[KUALA LUMPUR] A planned demonstration by ethnic Malay hardliners in support of Malaysia's government will be peaceful, organisers vowed on Tuesday, despite fears it could incite racial tension in the multi-ethnic country.

The "Malay Dignity Uprising" in the capital Kuala Lumpur on Wednesday will bring out tens of thousands, said Jamal Yunos, a key organiser and a senior official in Malaysia's long-time ruling party.

"We will not provoke anyone or spark a racial clash. We will not riot," Mr Jamal told reporters.

However, he said the rally would be a platform for participants to demand respect for the Muslim ethnic Malay majority and rail against a Chinese-based party in the opposition.

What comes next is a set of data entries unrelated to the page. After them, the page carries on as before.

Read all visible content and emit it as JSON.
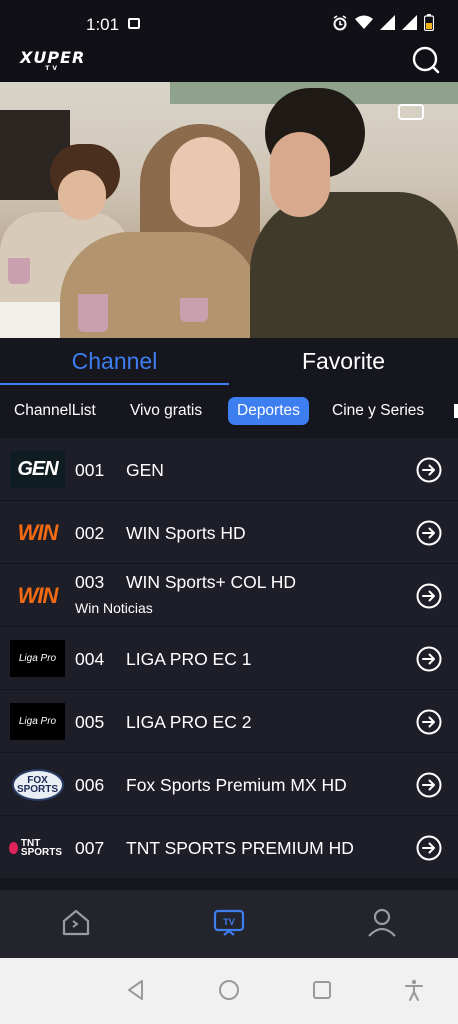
{
  "status_bar": {
    "time": "1:01"
  },
  "header": {
    "logo": "XUPER",
    "logo_sub": "TV"
  },
  "video": {
    "channel_bug": "rcn-logo"
  },
  "main_tabs": [
    {
      "label": "Channel",
      "active": true
    },
    {
      "label": "Favorite",
      "active": false
    }
  ],
  "categories": [
    {
      "label": "ChannelList",
      "active": false
    },
    {
      "label": "Vivo gratis",
      "active": false
    },
    {
      "label": "Deportes",
      "active": true
    },
    {
      "label": "Cine y Series",
      "active": false
    }
  ],
  "channels": [
    {
      "number": "001",
      "name": "GEN",
      "subtitle": "",
      "logo": "GEN"
    },
    {
      "number": "002",
      "name": "WIN Sports HD",
      "subtitle": "",
      "logo": "WIN"
    },
    {
      "number": "003",
      "name": "WIN Sports+ COL HD",
      "subtitle": "Win Noticias",
      "logo": "WIN"
    },
    {
      "number": "004",
      "name": "LIGA PRO EC 1",
      "subtitle": "",
      "logo": "Liga Pro"
    },
    {
      "number": "005",
      "name": "LIGA PRO EC 2",
      "subtitle": "",
      "logo": "Liga Pro"
    },
    {
      "number": "006",
      "name": "Fox Sports Premium MX HD",
      "subtitle": "",
      "logo": "FOX SPORTS"
    },
    {
      "number": "007",
      "name": "TNT SPORTS PREMIUM HD",
      "subtitle": "",
      "logo": "TNT SPORTS"
    }
  ],
  "bottom_nav": [
    {
      "icon": "home-icon",
      "active": false
    },
    {
      "icon": "tv-icon",
      "active": true
    },
    {
      "icon": "profile-icon",
      "active": false
    }
  ],
  "colors": {
    "accent": "#3d7ef0",
    "background": "#16161e",
    "row": "#1e1e28",
    "win_orange": "#f26a12"
  }
}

Comments by supporters of Wednesday's event - which authorities have green-lighted - have been widely criticised as dangerous race-baiting.

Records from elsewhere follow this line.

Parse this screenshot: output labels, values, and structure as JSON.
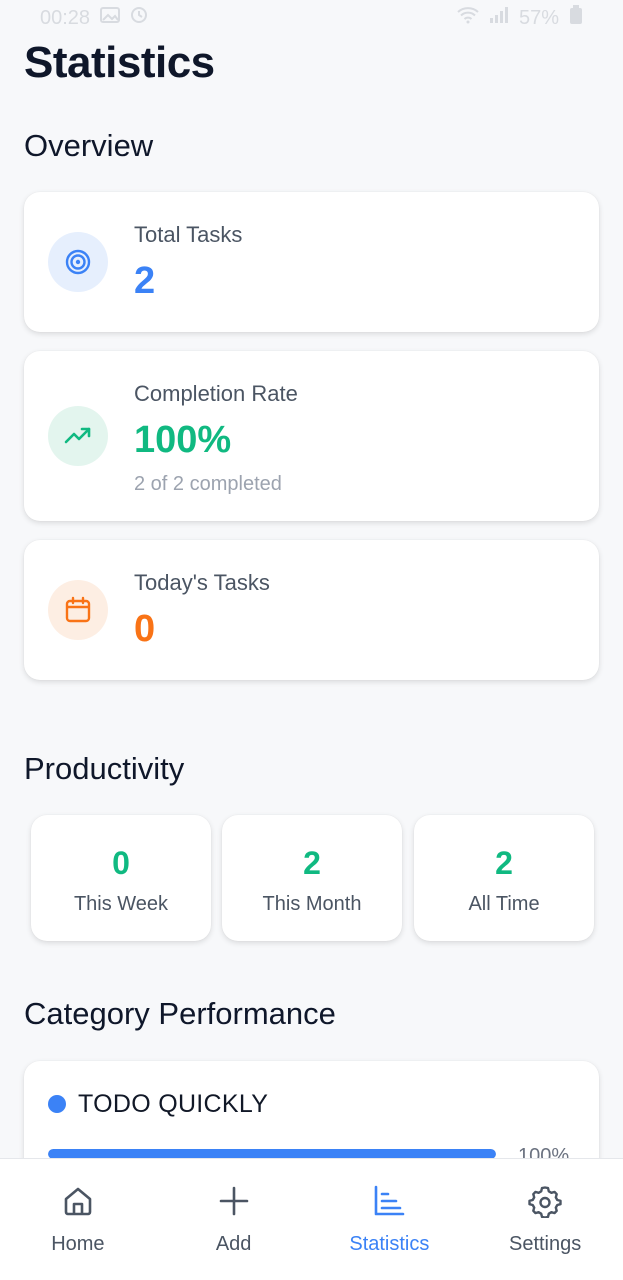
{
  "status_bar": {
    "time": "00:28",
    "battery": "57%"
  },
  "page_title": "Statistics",
  "overview": {
    "title": "Overview",
    "total_tasks": {
      "label": "Total Tasks",
      "value": "2",
      "icon": "target-icon",
      "color": "#3b82f6",
      "bg": "#e6effd"
    },
    "completion_rate": {
      "label": "Completion Rate",
      "value": "100%",
      "sub": "2 of 2 completed",
      "icon": "trending-up-icon",
      "color": "#10b981",
      "bg": "#e3f5ee"
    },
    "todays_tasks": {
      "label": "Today's Tasks",
      "value": "0",
      "icon": "calendar-icon",
      "color": "#f97316",
      "bg": "#fdeee3"
    }
  },
  "productivity": {
    "title": "Productivity",
    "items": [
      {
        "value": "0",
        "label": "This Week"
      },
      {
        "value": "2",
        "label": "This Month"
      },
      {
        "value": "2",
        "label": "All Time"
      }
    ]
  },
  "category_performance": {
    "title": "Category Performance",
    "categories": [
      {
        "name": "TODO QUICKLY",
        "percent_label": "100%",
        "progress": 1.0,
        "color": "#3b82f6"
      }
    ]
  },
  "nav": {
    "items": [
      {
        "label": "Home",
        "icon": "home-icon"
      },
      {
        "label": "Add",
        "icon": "plus-icon"
      },
      {
        "label": "Statistics",
        "icon": "bar-chart-icon",
        "active": true
      },
      {
        "label": "Settings",
        "icon": "gear-icon"
      }
    ],
    "active_color": "#3b82f6",
    "inactive_color": "#4b5563"
  }
}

The demonstration has been billed as a response to a massive two-day rally in Kuala Lumpur in late August by protesters demanding Prime Minister Najib Razak's resignation over a financial scandal.

They also called for deep reform by the government, whose critics accuse it of using repression, corruption and electoral chicanery to stay in power.

Mr Jamal said Wednesday's event rally was backed by 250 Malay NGOs and would underline Malay support for Najib.

"We hope to see a sea of red in the capital. We encourage everyone to wear red," Mr Jamal said.

Red is the colour of the ruling United Malays National Organisation (UMNO).

UMNO has dominated government for decades, reserving economic and other advantages for Malays over the sizable ethnic Chinese and Indian minorities.

But the UMNO-controlled coalition has suffered in recent elections as disaffected Chinese voters flock to the multi-racial opposition, sparking rising anti-Chinese rhetoric by Malay hardliners.

Deadly sectarian riots in 1969 left a deep scar on the national psyche, and the government usually moves swiftly to curb racially provocative actions.

The pro-Malay demonstrators are expected to march through an area dominated by Chinese-owned businesses.

Police have vowed tight security to prevent any disturbances.

AFP